From a surname, originally derived from a place name, which meant "Hroda's island" in Old English (where Hroda
is a Germanic given name meaning "fame"). It was first used as a given name in honour of the British admiral Lord Rodney (1719-1792).
ROLAND m English, French, German, Swedish, Dutch, Hungarian, Polish, Medieval French
From the Germanic elements hrod
meaning "fame" and landa
meaning "land", though some theories hold that the second element was originally nand
meaning "brave". Roland was a semi-legendary French hero whose story is told in the medieval epic La Chanson de Roland
, in which he is a nephew of Charlemagne
killed in battle with the Saracens. The Normans introduced this name to England.
ROSE f English, French
Originally a Norman form of the Germanic name Hrodohaidis
meaning "famous type"
, composed of the elements hrod
"fame" and heid
"kind, sort, type". The Normans introduced it to England in the forms Roese
. From an early date it was associated with the word for the fragrant flower rose
(derived from Latin rosa
). When the name was revived in the 19th century, it was probably with the flower in mind.
ROSENDO m Spanish
Spanish form of a Visigothic name composed of the Germanic elements hrod
"fame" and sinths
"path". This was the name of a 10th-century Galician saint, also known as Rudesind.
ROSWITHA f German
Derived from the Germanic elements hrod
"fame" and swinth
"strength". This was the name of a 10th-century nun from Saxony who wrote several notable poems and dramas.
ROWENA f English

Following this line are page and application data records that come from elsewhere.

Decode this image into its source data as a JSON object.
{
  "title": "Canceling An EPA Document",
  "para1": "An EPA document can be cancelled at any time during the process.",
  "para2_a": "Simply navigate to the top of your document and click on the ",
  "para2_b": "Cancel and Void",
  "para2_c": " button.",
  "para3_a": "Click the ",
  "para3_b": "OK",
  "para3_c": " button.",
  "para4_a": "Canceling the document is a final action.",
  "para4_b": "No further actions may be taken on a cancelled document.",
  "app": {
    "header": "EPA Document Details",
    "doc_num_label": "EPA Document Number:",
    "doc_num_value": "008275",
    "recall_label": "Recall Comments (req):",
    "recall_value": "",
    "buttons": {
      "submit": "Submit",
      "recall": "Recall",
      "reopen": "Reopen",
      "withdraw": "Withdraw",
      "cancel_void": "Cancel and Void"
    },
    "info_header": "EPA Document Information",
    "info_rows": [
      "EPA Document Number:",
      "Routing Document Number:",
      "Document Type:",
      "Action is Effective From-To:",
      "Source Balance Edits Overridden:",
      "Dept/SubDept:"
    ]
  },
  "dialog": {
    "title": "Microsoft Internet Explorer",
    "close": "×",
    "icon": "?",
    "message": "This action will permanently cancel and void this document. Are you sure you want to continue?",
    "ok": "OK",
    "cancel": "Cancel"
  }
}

Meaning uncertain, possibly a Latinized form of a Germanic name derived from the elements hrod
"fame" and wunn
"joy, bliss". According to the 12th-century chronicler Geoffrey of Monmouth, this was the name of a daughter of the Saxon chief Hengist. Alternatively, Geoffrey may have based it on a Welsh name. It was popularized by Sir Walter Scott, who used it for a character in his novel Ivanhoe
ŞAN m & f Turkish

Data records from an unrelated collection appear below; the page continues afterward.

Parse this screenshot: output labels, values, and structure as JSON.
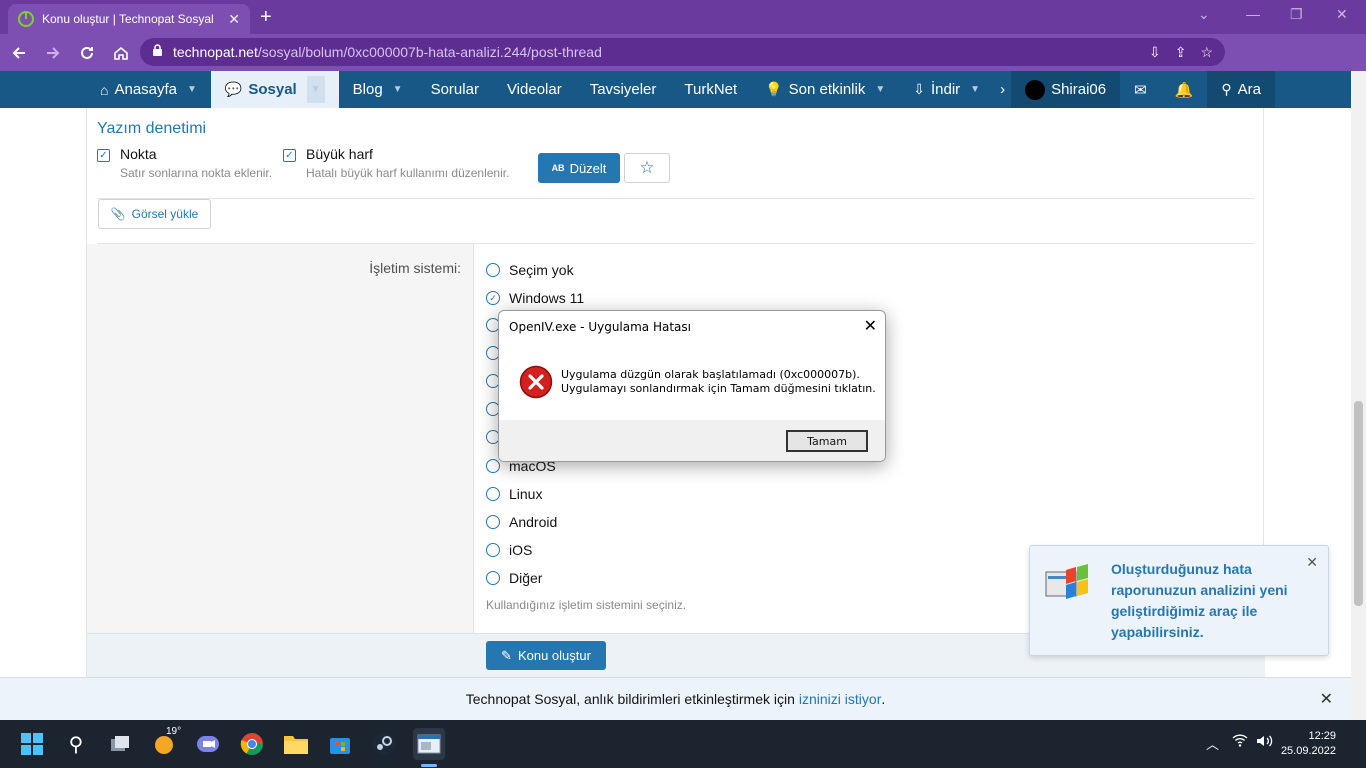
{
  "browser": {
    "tab_title": "Konu oluştur | Technopat Sosyal",
    "tab_close": "✕",
    "new_tab": "+",
    "url_host": "technopat.net",
    "url_path": "/sosyal/bolum/0xc000007b-hata-analizi.244/post-thread"
  },
  "sitenav": {
    "items": [
      {
        "label": "Anasayfa"
      },
      {
        "label": "Sosyal"
      },
      {
        "label": "Blog"
      },
      {
        "label": "Sorular"
      },
      {
        "label": "Videolar"
      },
      {
        "label": "Tavsiyeler"
      },
      {
        "label": "TurkNet"
      },
      {
        "label": "Son etkinlik"
      },
      {
        "label": "İndir"
      }
    ],
    "username": "Shirai06",
    "search_label": "Ara"
  },
  "editor": {
    "section_title": "Yazım denetimi",
    "option1_label": "Nokta",
    "option1_hint": "Satır sonlarına nokta eklenir.",
    "option2_label": "Büyük harf",
    "option2_hint": "Hatalı büyük harf kullanımı düzenlenir.",
    "fix_badge": "AB",
    "fix_button": "Düzelt",
    "upload_button": "Görsel yükle"
  },
  "os_field": {
    "label": "İşletim sistemi:",
    "options": [
      "Seçim yok",
      "Windows 11",
      "macOS",
      "Linux",
      "Android",
      "iOS",
      "Diğer"
    ],
    "selected": "Windows 11",
    "hint": "Kullandığınız işletim sistemini seçiniz."
  },
  "submit_button": "Konu oluştur",
  "dialog": {
    "title": "OpenIV.exe - Uygulama Hatası",
    "message_line1": "Uygulama düzgün olarak başlatılamadı (0xc000007b).",
    "message_line2": "Uygulamayı sonlandırmak için Tamam düğmesini tıklatın.",
    "ok_button": "Tamam"
  },
  "toast": {
    "text": "Oluşturduğunuz hata raporunuzun analizini yeni geliştirdiğimiz araç ile yapabilirsiniz."
  },
  "permission_bar": {
    "text": "Technopat Sosyal, anlık bildirimleri etkinleştirmek için",
    "link": "izninizi istiyor",
    "suffix": "."
  },
  "taskbar": {
    "weather_temp": "19°",
    "time": "12:29",
    "date": "25.09.2022"
  },
  "colors": {
    "browser_accent": "#7e4fb3",
    "site_nav": "#185886",
    "link_blue": "#2577b1"
  }
}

Means "fame, reputation"
VLADIMIR m Russian, Serbian, Croatian, Bulgarian, Macedonian, Slovene, Medieval Slavic
Derived from the Slavic element vladeti
"rule" combined with meru
"great, famous". The second element has also been associated with miru
meaning "peace, world". This was the name of an 11th-century grand prince of Kiev who is venerated as a saint because of his efforts to Christianize his realm (Kievan Rus). It was also borne by the founder of the former Soviet state, Vladimir Ilyich Lenin (1870-1924).
WALDEMAR m German, Swedish, Norwegian, Danish, Polish
Germanic derivative of the Slavic name VLADIMIR
(or perhaps a cognate composed of the Germanic elements wald
"rule" and mari
"famous"). It was introduced into Scandinavia by the 12th-century Danish king Waldemar (or Valdemar) who was named after a royal ancestor of his Ukrainian mother.